Four-phase span-by-span casting saves costs, shortens the span cycle time and simplifies the operations of long-span MSS. The pier tables are precast in-place at the end of pier construction to extract complex activities from the critical path and to simplify critical-path operations and the front support systems of the MSS. The span is cast in two phases within the MSS: the U-span is cast first, and the top slab is cast in a second time to simplify removal of the inner forms.
The side wings are cast with forming carriages that travel along the central box core. This removes additional activities from the critical path and diminishes the design load and the cost of the MSS. Early creep of concrete facilitates stress redistribution within the cross-section. Mild post-tensioning may be necessary for the second-phase U-span to control the stiffness interaction with the MSS during casting of the top slab.
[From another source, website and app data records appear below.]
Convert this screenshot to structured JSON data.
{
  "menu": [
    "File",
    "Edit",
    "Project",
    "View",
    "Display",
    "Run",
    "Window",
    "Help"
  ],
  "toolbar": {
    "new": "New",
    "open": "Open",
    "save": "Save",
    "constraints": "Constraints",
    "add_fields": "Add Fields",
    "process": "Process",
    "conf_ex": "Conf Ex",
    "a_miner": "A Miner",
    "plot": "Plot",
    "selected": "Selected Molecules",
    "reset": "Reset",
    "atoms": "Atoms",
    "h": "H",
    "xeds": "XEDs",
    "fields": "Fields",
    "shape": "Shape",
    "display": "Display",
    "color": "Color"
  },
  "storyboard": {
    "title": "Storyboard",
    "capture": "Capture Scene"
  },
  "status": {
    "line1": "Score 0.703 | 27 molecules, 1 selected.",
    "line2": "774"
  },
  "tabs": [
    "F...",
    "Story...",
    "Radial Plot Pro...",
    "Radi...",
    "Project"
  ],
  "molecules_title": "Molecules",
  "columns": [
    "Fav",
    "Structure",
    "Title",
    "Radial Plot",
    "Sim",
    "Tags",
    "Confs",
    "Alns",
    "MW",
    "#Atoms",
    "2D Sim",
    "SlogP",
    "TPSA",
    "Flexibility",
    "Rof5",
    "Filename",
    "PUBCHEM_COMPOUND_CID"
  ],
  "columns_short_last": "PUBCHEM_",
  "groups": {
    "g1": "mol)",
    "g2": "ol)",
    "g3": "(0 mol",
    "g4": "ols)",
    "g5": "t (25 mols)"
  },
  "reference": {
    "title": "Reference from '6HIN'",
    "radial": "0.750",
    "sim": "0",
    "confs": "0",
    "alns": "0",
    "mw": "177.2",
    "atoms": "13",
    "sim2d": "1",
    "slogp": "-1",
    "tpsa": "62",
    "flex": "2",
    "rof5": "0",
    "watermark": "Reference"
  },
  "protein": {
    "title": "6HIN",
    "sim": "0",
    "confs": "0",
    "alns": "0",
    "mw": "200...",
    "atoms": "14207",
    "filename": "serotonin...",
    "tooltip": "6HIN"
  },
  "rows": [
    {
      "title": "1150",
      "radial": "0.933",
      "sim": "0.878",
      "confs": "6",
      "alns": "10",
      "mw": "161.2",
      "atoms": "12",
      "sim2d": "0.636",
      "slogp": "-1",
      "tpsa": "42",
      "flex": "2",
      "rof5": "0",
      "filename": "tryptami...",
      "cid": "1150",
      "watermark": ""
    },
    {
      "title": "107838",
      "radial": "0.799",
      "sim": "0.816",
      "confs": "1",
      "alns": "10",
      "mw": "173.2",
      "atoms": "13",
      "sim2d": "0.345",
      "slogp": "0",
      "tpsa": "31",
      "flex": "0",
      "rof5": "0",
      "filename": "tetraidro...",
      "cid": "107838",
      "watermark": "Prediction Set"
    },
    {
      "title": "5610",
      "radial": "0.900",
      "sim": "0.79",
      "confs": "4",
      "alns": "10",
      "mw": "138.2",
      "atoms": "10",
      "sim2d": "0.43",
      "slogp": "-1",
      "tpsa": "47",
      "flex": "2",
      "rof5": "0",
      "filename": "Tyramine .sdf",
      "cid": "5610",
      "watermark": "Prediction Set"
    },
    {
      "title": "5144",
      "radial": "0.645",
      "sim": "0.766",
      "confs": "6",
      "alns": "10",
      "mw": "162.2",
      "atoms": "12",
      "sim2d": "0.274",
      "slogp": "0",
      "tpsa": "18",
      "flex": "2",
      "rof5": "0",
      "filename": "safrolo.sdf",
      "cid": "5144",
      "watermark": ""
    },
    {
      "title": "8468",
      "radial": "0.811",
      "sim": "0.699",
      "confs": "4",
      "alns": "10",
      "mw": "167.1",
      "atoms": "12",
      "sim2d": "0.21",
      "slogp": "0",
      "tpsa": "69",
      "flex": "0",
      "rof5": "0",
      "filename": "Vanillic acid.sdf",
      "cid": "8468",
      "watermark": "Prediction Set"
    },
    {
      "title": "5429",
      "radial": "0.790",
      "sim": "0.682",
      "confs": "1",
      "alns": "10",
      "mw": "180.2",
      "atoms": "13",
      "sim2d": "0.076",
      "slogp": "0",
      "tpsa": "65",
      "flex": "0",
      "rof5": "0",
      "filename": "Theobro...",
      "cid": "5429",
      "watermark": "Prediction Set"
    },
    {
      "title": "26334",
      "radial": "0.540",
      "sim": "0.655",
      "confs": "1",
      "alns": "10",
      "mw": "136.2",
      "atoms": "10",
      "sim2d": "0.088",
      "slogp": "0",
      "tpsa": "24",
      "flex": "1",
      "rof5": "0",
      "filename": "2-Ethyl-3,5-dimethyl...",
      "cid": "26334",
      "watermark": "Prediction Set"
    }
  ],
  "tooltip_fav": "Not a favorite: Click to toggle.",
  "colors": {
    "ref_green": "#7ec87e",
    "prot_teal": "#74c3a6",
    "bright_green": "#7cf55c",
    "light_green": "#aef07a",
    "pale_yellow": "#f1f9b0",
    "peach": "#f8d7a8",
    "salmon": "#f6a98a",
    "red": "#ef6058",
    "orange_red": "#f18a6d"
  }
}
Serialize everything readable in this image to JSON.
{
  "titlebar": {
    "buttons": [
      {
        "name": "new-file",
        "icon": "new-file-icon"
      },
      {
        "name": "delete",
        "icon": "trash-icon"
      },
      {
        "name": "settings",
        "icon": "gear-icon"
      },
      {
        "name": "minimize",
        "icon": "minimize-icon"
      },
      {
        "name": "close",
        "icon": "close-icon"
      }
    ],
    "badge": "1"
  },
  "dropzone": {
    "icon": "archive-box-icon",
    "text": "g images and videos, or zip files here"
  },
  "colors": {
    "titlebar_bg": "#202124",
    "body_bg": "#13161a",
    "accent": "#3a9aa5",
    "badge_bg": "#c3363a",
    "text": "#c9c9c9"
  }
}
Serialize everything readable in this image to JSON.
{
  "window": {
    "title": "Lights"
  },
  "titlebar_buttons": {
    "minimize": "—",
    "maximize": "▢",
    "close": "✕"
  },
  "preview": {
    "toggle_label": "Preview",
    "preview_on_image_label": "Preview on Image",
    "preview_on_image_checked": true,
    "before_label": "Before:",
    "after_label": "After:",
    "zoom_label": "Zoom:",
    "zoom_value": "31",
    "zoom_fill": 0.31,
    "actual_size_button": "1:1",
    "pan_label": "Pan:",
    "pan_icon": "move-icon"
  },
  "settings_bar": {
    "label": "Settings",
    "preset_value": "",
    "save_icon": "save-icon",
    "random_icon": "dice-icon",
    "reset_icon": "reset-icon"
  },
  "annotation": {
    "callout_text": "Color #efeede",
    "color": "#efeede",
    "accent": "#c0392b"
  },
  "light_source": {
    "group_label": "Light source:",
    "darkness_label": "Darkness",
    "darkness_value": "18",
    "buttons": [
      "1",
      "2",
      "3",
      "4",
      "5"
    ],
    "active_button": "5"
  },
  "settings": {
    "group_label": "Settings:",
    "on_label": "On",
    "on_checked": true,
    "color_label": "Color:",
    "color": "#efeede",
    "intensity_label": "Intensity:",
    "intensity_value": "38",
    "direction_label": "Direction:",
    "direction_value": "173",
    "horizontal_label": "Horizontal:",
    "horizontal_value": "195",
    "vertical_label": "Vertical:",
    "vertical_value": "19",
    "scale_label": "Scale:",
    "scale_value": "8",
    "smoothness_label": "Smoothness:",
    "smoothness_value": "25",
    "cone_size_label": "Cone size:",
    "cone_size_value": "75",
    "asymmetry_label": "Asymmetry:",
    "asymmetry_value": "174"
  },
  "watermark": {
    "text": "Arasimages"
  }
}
The courses that Dr. Rosignoli teaches for the Continuing Education Program of the American Society of Civil Engineers and on-site, on-demand in the offices of bridge owners, designers and constructors explore modern bridge design and construction technology.
- Mechanized Bridge Construction (2 days) examines all modern construction methods for medium- and long-span prestressed-concrete bridges.
- Movable Scaffolding Systems (1 day) is addressed specifically to span-by-span and balanced cantilever casting with MSS.
You will learn under which circumstances is span-by-span casting a competitive alternative to incremental launching and precast segmental construction, will compare the use of telescopic MSS for macro-segmental balanced cantilever bridges with in-place casting with form travelers, and will explore bridge design and detailing for effective use of MSS.
The course also explains configurations, operations, loads, kinematics, performance, productivity, structure-equipment interactions and industry trends of overhead, OPS and underslung MSS for span-by-span casting, telescopic MSS and form travelers for balanced cantilever casting, and forming carriages for segmental slab casting on steel girders.
The eManuals of BridgeTech integrate the courses to provide exhaustive coverage of the topic. Introduction to Mechanized Bridge Construction (44 pages) explains the reasons for the industry trend toward mechanized construction, discusses its principles, means and methods, and explores the different types of bridge construction machines and their influence on the design and construction of the bridge.
Movable Scaffolding Systems (MSS): Introduction (41 pages) is specifically addressed to span-by-span casting of prestressed-concrete bridges. The eManual compares span-by-span casting with MSS with the other construction methods for medium-span prestressed-concrete bridges. It explores one-phase casting of box girders and ribbed slabs with double-T section, two-phase casting of box girders (with and without first-phase post-tensioning) and three- and four-phase casting.
For each span casting method, the eManual explores the prefabrication techniques for the rebar cage and their impacts on the span cycle time, the filling sequences for the casting cell, the design of post-tensioning, and staged application of post-tensioning to control structure-equipment interaction. With extensive illustrations, the eManual introduces the different types of MSS and provides exhaustive guidance on the choice of the most appropriate type. It also explains how to design bridge piers, abutments and superstructures for effective use of MSS technology in relation to the staged casting process selected for the span.